Demography

Population trends in Germany

Germany's population is aging rapidly; birth rates are falling, even though immigration is rising. What does the demographic future look like?
A homemade flag combining elements from the Turkish and German flags at a match between the two .../ Credits: Reuter

Fertility and Aging

Germany's birth rate began a steep decline in the early 1970s, around the time birth control pills hit the market. For the last 40 years, the number of births across Germany has been far below what is needed to sustain its population. Germany's fertility rate of 1.34 children per woman is now the lowest in Western Europe, and its 8.4 annual births per 1,000 people is one of the lowest in the world together with Hong Kong, Japan, Singapore and Bosnia-Herzegovina.

The latter ratio is important because it defines the future mix of young people with old. In Germany, there are now around 34 elderly (65 and older) people for every 100 people in the workforce. Because of low birth rates and other trends, this ‘old age dependency ratio’ could double by 2060. That means that for every 100 people of working age, there could be 68 people in retirement. This kind of population development would make today's pension and social security system financially unsustainable.

Another factor affecting population aging is increasing life expectancy. Over the last century, life expectancy in Germany has increased by over 30 years. If current trends continue, a baby boy born in 2050 could expect to live to be 83, a baby girl to be 88. This is good news because it reflects Germans' health and high living standards. Rising life expectancy, however, also presents the challenge of more elderly people collecting pensions longer into old age.

Immigration

Large-scale immigration into Germany began in the 1950s. To man the factories and plants of the postwar economic miracle in West Germany, companies recruited hundreds of thousands of industrial workers, mostly from Turkey, Italy, Yugoslavia, and Greece. Many of these Gastarbeiter (’guest workers’) stayed and started families, even after the miracle and the recruitment drive ended in the early 1970s.

Far fewer foreigners came to Communist East Germany, though the government recruited many contract laborers from other socialist countries, including Vietnam, Mozambique, and Cuba. Most of these workers returned to their home countries, but around 90,000 of them—including 60,000 from Vietnam—were still in the country when the Berlin Wall came down in 1990.

Today, roughly seven million foreigners live in Germany, including 1.6 million Turks, 520,000 Italians, 468,000 Poles, and 283,000 Greeks. The next five biggest immigrant groups are Croatians, Serbs, Russians, Austrians, and Romanians which together account for about a million people.

The number of annual immigrant arrivals has steadily declined since German reunification in 1991, when around 1.2 million people came to Germany. Just over half that number—661,000 people—came in 2006. Recently, however, immigration levels seems to have bounced back. 2011 saw the highest number of immigrants since 1996, 958,000 people.
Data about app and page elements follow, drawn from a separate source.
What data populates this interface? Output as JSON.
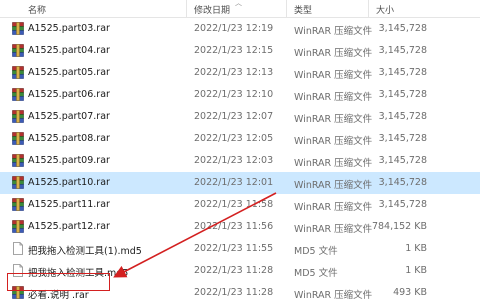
{
  "columns": {
    "name": "名称",
    "date": "修改日期",
    "type": "类型",
    "size": "大小"
  },
  "files": [
    {
      "name": "A1525.part03.rar",
      "date": "2022/1/23 12:19",
      "type": "WinRAR 压缩文件",
      "size": "3,145,728",
      "icon": "winrar-archive-icon",
      "state": ""
    },
    {
      "name": "A1525.part04.rar",
      "date": "2022/1/23 12:15",
      "type": "WinRAR 压缩文件",
      "size": "3,145,728",
      "icon": "winrar-archive-icon",
      "state": ""
    },
    {
      "name": "A1525.part05.rar",
      "date": "2022/1/23 12:13",
      "type": "WinRAR 压缩文件",
      "size": "3,145,728",
      "icon": "winrar-archive-icon",
      "state": ""
    },
    {
      "name": "A1525.part06.rar",
      "date": "2022/1/23 12:10",
      "type": "WinRAR 压缩文件",
      "size": "3,145,728",
      "icon": "winrar-archive-icon",
      "state": ""
    },
    {
      "name": "A1525.part07.rar",
      "date": "2022/1/23 12:07",
      "type": "WinRAR 压缩文件",
      "size": "3,145,728",
      "icon": "winrar-archive-icon",
      "state": ""
    },
    {
      "name": "A1525.part08.rar",
      "date": "2022/1/23 12:05",
      "type": "WinRAR 压缩文件",
      "size": "3,145,728",
      "icon": "winrar-archive-icon",
      "state": ""
    },
    {
      "name": "A1525.part09.rar",
      "date": "2022/1/23 12:03",
      "type": "WinRAR 压缩文件",
      "size": "3,145,728",
      "icon": "winrar-archive-icon",
      "state": ""
    },
    {
      "name": "A1525.part10.rar",
      "date": "2022/1/23 12:01",
      "type": "WinRAR 压缩文件",
      "size": "3,145,728",
      "icon": "winrar-archive-icon",
      "state": "selected"
    },
    {
      "name": "A1525.part11.rar",
      "date": "2022/1/23 11:58",
      "type": "WinRAR 压缩文件",
      "size": "3,145,728",
      "icon": "winrar-archive-icon",
      "state": ""
    },
    {
      "name": "A1525.part12.rar",
      "date": "2022/1/23 11:56",
      "type": "WinRAR 压缩文件",
      "size": "784,152 KB",
      "icon": "winrar-archive-icon",
      "state": ""
    },
    {
      "name": "把我拖入检测工具(1).md5",
      "date": "2022/1/23 11:55",
      "type": "MD5 文件",
      "size": "1 KB",
      "icon": "document-icon",
      "state": ""
    },
    {
      "name": "把我拖入检测工具.md5",
      "date": "2022/1/23 11:28",
      "type": "MD5 文件",
      "size": "1 KB",
      "icon": "document-icon",
      "state": ""
    },
    {
      "name": "必看.说明 .rar",
      "date": "2022/1/23 11:28",
      "type": "WinRAR 压缩文件",
      "size": "493 KB",
      "icon": "winrar-archive-icon",
      "state": ""
    }
  ],
  "colors": {
    "selected": "#cce8ff",
    "annotation": "#d32020"
  }
}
Once in Germany, many immigrants and their descendants have had difficulties integrating into German culture and society. Foreigners are twice as likely as Germans to be unemployed and dependent on social welfare, according to the Berlin Institute for Population and Development.

Meanwhile, the children of immigrants are less than half as likely to attend Gymnasium, the secondary school that leads to university.

More encouragingly, in its 2012 issue of the report on the situation of foreigners in Germany the government perceived a tentative upward trend in terms of education, especially among foreign students that aimed at high school graduation or an technical diploma.

From 2005 to 2010 their number increased by 36 percent. But still this trend can’t hide the fact that in 2010 more than one third of foreigners between 25 and 35 years of age didn’t have any professional qualifications or a university degree. This is three times as much as compared with their German peer group.

Emigration and Domestic Migration

Migration in Germany is not a one-way street. Around 141,000 Germans moved abroad in 2010. These were mostly job-seeking Germans and their families who settled elsewhere in Europe. Most of the highly-qualified workers that leave the country complain about high taxes and too much bureaucracy.

Even if it slowed down East-to-West domestic migration continues in Germany, worsening depopulation in the six eastern states. Two-thirds of the 1.6 million people that have left eastern Germany since unification are young, educated women. Many head west and south to more prosperous German cities like Frankfurt, Munich, and Stuttgart. There are now as few as 76 women to every 100 men in some parts of eastern Germany.

Demographic experts say the absence of young women not only leads to fewer babies, but also to frustration and right-wing extremism among the young, uneducated men that remain in economically depressed areas.

However, there are signs that indicate a turning of this tide. According to a study from the Leibniz Institute for Regional Geography, about 74 percent of the migrants between 25 and 45 years of age who are well educated are considering returning to the eastern states. In 2010, more than 40,000 East Germans moved back to their old home, meaning that every other person who moved East was a returnee. And in 2011, Saxony was the first Eastern state that showed a positive migration record. About 3,600 people more returned than left the state.



Write a Comment



Comments (0)



Search for related articles